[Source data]
Segment Open
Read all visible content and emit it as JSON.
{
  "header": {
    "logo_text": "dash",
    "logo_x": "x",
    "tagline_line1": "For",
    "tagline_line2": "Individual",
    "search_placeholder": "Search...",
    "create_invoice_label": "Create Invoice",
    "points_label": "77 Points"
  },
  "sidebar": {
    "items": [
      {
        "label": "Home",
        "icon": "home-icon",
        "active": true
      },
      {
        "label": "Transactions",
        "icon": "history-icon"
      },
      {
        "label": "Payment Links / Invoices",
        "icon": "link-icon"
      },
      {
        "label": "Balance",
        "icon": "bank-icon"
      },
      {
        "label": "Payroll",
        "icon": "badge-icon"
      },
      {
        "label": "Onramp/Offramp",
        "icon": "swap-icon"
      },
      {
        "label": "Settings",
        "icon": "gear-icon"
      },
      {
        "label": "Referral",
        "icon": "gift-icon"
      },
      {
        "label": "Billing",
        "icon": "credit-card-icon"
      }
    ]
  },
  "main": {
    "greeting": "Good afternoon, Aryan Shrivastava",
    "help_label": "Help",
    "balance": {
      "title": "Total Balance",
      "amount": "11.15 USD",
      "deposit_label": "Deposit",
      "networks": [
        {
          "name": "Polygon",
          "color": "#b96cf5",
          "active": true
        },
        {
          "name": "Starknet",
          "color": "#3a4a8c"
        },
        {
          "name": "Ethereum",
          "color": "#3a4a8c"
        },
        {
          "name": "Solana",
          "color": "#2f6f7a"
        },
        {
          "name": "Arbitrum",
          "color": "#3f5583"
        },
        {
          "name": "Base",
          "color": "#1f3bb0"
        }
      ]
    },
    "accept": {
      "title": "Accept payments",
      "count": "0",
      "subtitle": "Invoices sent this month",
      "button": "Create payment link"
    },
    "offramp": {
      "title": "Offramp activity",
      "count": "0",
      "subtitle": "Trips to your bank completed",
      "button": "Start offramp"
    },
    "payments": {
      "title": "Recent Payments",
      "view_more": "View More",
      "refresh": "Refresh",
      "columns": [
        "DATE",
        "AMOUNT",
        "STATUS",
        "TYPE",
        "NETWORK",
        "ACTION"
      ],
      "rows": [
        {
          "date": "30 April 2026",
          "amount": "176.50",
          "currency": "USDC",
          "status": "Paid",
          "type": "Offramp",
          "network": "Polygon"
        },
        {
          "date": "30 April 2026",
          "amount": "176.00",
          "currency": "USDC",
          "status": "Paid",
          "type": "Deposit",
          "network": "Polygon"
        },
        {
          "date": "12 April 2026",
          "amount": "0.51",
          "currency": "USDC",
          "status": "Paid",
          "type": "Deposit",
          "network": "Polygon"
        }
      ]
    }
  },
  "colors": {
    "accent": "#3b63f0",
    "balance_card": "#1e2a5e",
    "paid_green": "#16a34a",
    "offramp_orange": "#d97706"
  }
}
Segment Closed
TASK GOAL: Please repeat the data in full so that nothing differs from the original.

ANSWER AREA:
Read all visible content and emit it as JSON.
{
  "header": {
    "logo_text": "dash",
    "logo_x": "x",
    "tagline_line1": "For",
    "tagline_line2": "Individual",
    "search_placeholder": "Search...",
    "create_invoice_label": "Create Invoice",
    "points_label": "77 Points"
  },
  "sidebar": {
    "items": [
      {
        "label": "Home",
        "icon": "home-icon",
        "active": true
      },
      {
        "label": "Transactions",
        "icon": "history-icon"
      },
      {
        "label": "Payment Links / Invoices",
        "icon": "link-icon"
      },
      {
        "label": "Balance",
        "icon": "bank-icon"
      },
      {
        "label": "Payroll",
        "icon": "badge-icon"
      },
      {
        "label": "Onramp/Offramp",
        "icon": "swap-icon"
      },
      {
        "label": "Settings",
        "icon": "gear-icon"
      },
      {
        "label": "Referral",
        "icon": "gift-icon"
      },
      {
        "label": "Billing",
        "icon": "credit-card-icon"
      }
    ]
  },
  "main": {
    "greeting": "Good afternoon, Aryan Shrivastava",
    "help_label": "Help",
    "balance": {
      "title": "Total Balance",
      "amount": "11.15 USD",
      "deposit_label": "Deposit",
      "networks": [
        {
          "name": "Polygon",
          "color": "#b96cf5",
          "active": true
        },
        {
          "name": "Starknet",
          "color": "#3a4a8c"
        },
        {
          "name": "Ethereum",
          "color": "#3a4a8c"
        },
        {
          "name": "Solana",
          "color": "#2f6f7a"
        },
        {
          "name": "Arbitrum",
          "color": "#3f5583"
        },
        {
          "name": "Base",
          "color": "#1f3bb0"
        }
      ]
    },
    "accept": {
      "title": "Accept payments",
      "count": "0",
      "subtitle": "Invoices sent this month",
      "button": "Create payment link"
    },
    "offramp": {
      "title": "Offramp activity",
      "count": "0",
      "subtitle": "Trips to your bank completed",
      "button": "Start offramp"
    },
    "payments": {
      "title": "Recent Payments",
      "view_more": "View More",
      "refresh": "Refresh",
      "columns": [
        "DATE",
        "AMOUNT",
        "STATUS",
        "TYPE",
        "NETWORK",
        "ACTION"
      ],
      "rows": [
        {
          "date": "30 April 2026",
          "amount": "176.50",
          "currency": "USDC",
          "status": "Paid",
          "type": "Offramp",
          "network": "Polygon"
        },
        {
          "date": "30 April 2026",
          "amount": "176.00",
          "currency": "USDC",
          "status": "Paid",
          "type": "Deposit",
          "network": "Polygon"
        },
        {
          "date": "12 April 2026",
          "amount": "0.51",
          "currency": "USDC",
          "status": "Paid",
          "type": "Deposit",
          "network": "Polygon"
        }
      ]
    }
  },
  "colors": {
    "accent": "#3b63f0",
    "balance_card": "#1e2a5e",
    "paid_green": "#16a34a",
    "offramp_orange": "#d97706"
  }
}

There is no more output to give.